Data for the task:
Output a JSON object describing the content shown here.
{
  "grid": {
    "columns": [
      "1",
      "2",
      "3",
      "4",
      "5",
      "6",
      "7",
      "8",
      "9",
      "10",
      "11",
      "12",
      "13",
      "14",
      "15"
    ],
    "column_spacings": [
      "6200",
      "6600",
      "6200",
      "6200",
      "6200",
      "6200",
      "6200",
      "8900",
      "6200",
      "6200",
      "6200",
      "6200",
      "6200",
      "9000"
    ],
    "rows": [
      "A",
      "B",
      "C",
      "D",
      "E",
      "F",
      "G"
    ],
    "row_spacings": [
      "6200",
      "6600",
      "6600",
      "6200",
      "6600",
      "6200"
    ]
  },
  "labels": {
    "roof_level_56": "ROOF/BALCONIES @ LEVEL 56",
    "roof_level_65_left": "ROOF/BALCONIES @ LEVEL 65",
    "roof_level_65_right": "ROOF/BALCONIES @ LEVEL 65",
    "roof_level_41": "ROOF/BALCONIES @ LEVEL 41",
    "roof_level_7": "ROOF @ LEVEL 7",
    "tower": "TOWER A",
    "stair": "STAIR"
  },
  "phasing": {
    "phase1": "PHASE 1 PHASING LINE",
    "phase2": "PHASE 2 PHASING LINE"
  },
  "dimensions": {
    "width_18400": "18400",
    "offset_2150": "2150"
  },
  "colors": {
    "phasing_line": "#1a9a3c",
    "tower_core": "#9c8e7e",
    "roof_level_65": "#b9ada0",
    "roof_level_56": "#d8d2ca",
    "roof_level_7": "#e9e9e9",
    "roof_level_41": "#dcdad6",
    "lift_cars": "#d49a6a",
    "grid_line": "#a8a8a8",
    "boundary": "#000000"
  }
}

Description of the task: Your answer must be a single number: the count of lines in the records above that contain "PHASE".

Output of the exercise: 2